But I am saying that we’ve reached a point where we can think more carefully and critically about innovation; and that as the field continues to develop, the idea of what we need changes. The way that the field has developed changes the work that our communities (whether large or small) need. I believe wholeheartedly that the idea of skunkworks played an important influence on the development of the current field of DH. But I’m less sure that skunkworks are the aspirational goal that we need now.

Some of the tension here almost certainly originates from the fact that “skunkworks,” and the idea of what a DH skunkworks might look like and involve is still hazy – at least, I think it is. I find myself wanting to ask people who invoke skunkworks to tell me more about the specific meaning it holds for them: what are the freedoms that a skunkworks promises that don’t seem possible in the current environment? Why don’t those freedoms seem possible, and what would it take to make them more so?

In asking this question, I want to briefly segue into the history of labor union and civil rights campaigning, and to introduce framing from Jane McAlevey’s No Shortcuts: Organizing for Power in the New Gilded Age. McAlevey contrasts three approaches to creating change: advocacy, mobilizing, and organizing.

Advocacy is when elite figures of power (whether politicians, CEOs, or University presidents and administrators) use their influence to create significant change. Mobilizing is characterized by dramatic action, but with more people involved than Advocacy: this might be something that looks like a major victory, a significant shift. Think of it as “We showed up and we took action!” Organizing is less flashy, less likely to result in a succinct and “decisive” victory, but more likely to be influenced and shaped by a wider number of participants, more likely to result in structural changes, and harder to reverse than the victories gained by mobilizing. In No Shortcuts, one of McAlevey’s primary arguments is that in the last several decades, the US has seen a “significant and long-term shift away from deep organizing and toward shallow mobilizing.” The result of this shift has been the widespread decline of unions, and an increase in corporate power and widespread inequality.

I’ve brought in McAlevey’s framework because she’s incredibly smart in thinking about how to effect change.
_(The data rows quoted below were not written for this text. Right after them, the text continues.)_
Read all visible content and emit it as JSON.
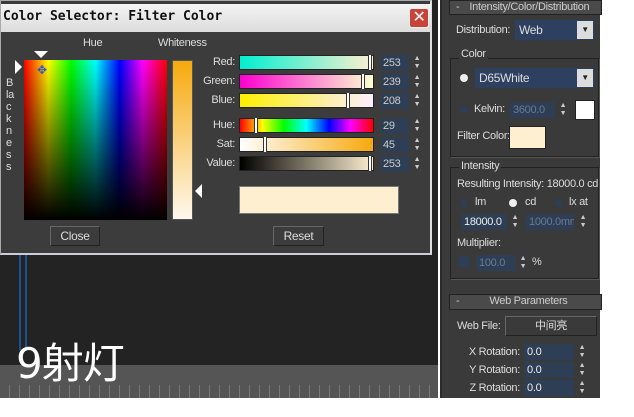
{
  "overlay_text": "9射灯",
  "dialog": {
    "title": "Color Selector: Filter Color",
    "close_icon": "close-x-icon",
    "hue_label": "Hue",
    "whiteness_label": "Whiteness",
    "blackness_label": "Blackness",
    "sliders": [
      {
        "label": "Red:",
        "value": "253",
        "fraction": 0.99
      },
      {
        "label": "Green:",
        "value": "239",
        "fraction": 0.94
      },
      {
        "label": "Blue:",
        "value": "208",
        "fraction": 0.82
      },
      {
        "label": "Hue:",
        "value": "29",
        "fraction": 0.11
      },
      {
        "label": "Sat:",
        "value": "45",
        "fraction": 0.18
      },
      {
        "label": "Value:",
        "value": "253",
        "fraction": 0.99
      }
    ],
    "swatch_color": "#fdefd0",
    "close_label": "Close",
    "reset_label": "Reset"
  },
  "panel": {
    "section1": "Intensity/Color/Distribution",
    "collapse": "-",
    "distribution_label": "Distribution:",
    "distribution_value": "Web",
    "color_group": "Color",
    "color_preset": "D65White",
    "kelvin_label": "Kelvin:",
    "kelvin_value": "3600.0",
    "filter_color_label": "Filter Color:",
    "filter_color": "#fdefd0",
    "intensity_group": "Intensity",
    "resulting": "Resulting Intensity: 18000.0 cd",
    "units": [
      "lm",
      "cd",
      "lx at"
    ],
    "intensity_value": "18000.0",
    "distance_value": "1000.0mm",
    "multiplier_label": "Multiplier:",
    "multiplier_value": "100.0",
    "percent": "%",
    "section2": "Web Parameters",
    "web_file_label": "Web File:",
    "web_file_value": "中间亮",
    "rotations": [
      {
        "label": "X Rotation:",
        "value": "0.0"
      },
      {
        "label": "Y Rotation:",
        "value": "0.0"
      },
      {
        "label": "Z Rotation:",
        "value": "0.0"
      }
    ]
  }
}
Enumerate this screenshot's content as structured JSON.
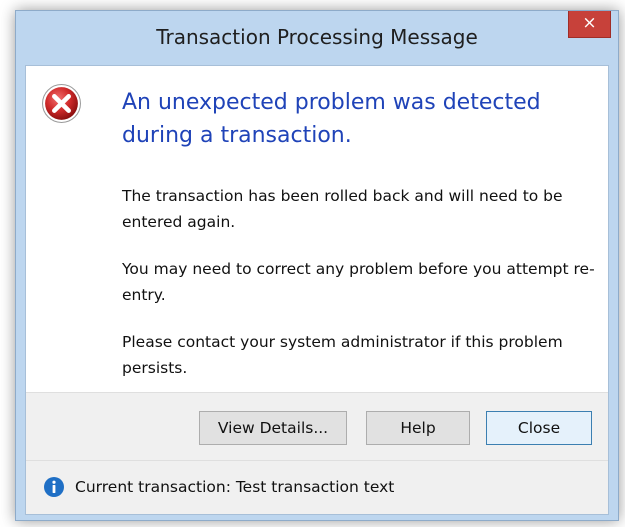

To think about DH project management, and what is needed to support DH projects, is to work towards change from the previous practices around producing scholarship. So I want to ask: which of these three approaches to creating change does creating a skunkworks align with? I’ll give you my answer, and I’m eager to hear yours – I think that it tends to fall somewhere in between advocacy and mobilization.

Part of the appeal of a skunkworks, is that it feels like a solution in itself – like the appealing sort of victory that mobilizing and advocacy achieve – even though Bethany never presented it as anything so simple in her original piece. And I’m invoking McAlevey here because I think that skunkworks can become a tempting-looking shortcut – if we could get a skunkworks, then it feels like in the freedom of that wide-open space, the relationship-building and negotiating and planning and resource-finding would take care of themselves somehow, or would happen more easily and spontaneously than it does within our current and more common set of structures. Sometimes we can ask people in positions of power (like library deans!) to create structures and initiatives (like innovation labs!), and sometimes they have the power to make those happen and fund them. That can be an incredible step forward for a college, or university, or library. But even when we have that sort of success, I think that questions remain – or maybe it’s better to say that brand new questions emerge – about the power and labor dynamics that such a space creates. And they are questions that we cannot rely upon powerful figures to solve, situations where those of us with less power than a library dean still find ourselves in positions where we need to organize around what we need, spend more time talking about it with our communities and colleagues, and work towards taking collective action.

Reconsidering skunkworks - January 14, 2020 - Paige Morgan